Enjoy Earth Day and remember: your choices today can make a healthier planet tomorrow!
If you have more ideas, please post a comment!
Thursday, April 22, 2010
Tuesday, April 20, 2010
I've been a cereal eater all my life. It's a quick breakfast and an easy way to start the day with a whole grain, a serving of dairy and it's a great vehicle for a fruit serving too. My bowl is usually a smorgasbord of cereals--some Cheerios, with a bit of granola and some ground flax seed to top it all off. Or Raisin Bran with a sprinkle of oats. I also love Go Lean Crunch with a sprinkle of ground flax seed or wheat germ.Generally I slice up half a banana on top in the winter or some fresh berries or peaches in the summer.

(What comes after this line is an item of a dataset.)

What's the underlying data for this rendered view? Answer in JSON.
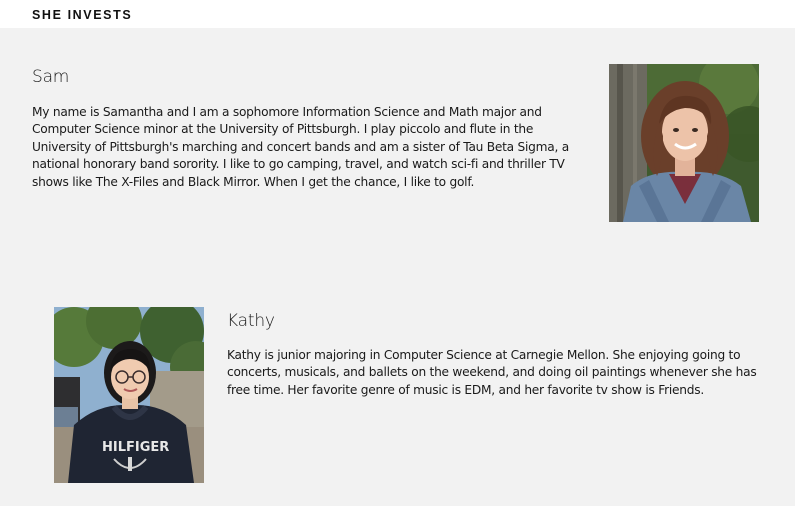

My new winter favorite is what I call blue oatmeal. You cook the oatmeal 'til it's just about done and then put in about 1/2 cup of fresh blueberries and cook another 30 seconds to a minute until the blueberries just start to pop.
So now you get the picture--a cereal breakfast doesn't have to be the same day in and out. And the good news is it's super healthy. Besides the benefits mentioned above, research says that it's a habit you should stick with:
- Frequent cereal eaters have healthier body weights--that includes men, women and kids--even if the cereal is pre-sweetened. In the 7-9 year old age group, 50% of kids who ate fewer than 4 servings of cereal in 14 days were overweight compared to only 16% of kids who ate more than 7 servings in 14 days.
- Eating cereal is associated with better nutritional status--especially calcium and fiber intake.
- Cereal can help lower your cholesterol. The soluble fiber found in oats, oat bran and Cheerios can reduce bad LDL cholesterol levels. I've always been a fan of cheerios--for toddlers, it's a perfect finger food, for kids, it's a fun to eat, low sugar cereal. For adults it's a tasty way to start the day.
- Girls who continue to eat cereal regularly are less likely to become overweight during adolescence.
- Because ready to eat cereal is quick to eat, it encourages breakfast eating. Kids who eat breakfast do better on test scores and have fewer problems paying attention in the morning and have reduced absenteeism and tardiness.
- People who have lost 30 pounds or more and kept it off have one thing in common--90% of them eat breakfast and 80% eat cereal and fruit for breakfast.
Just one more word of advice which I think I'll follow: Go Pour Yourself a Bowl!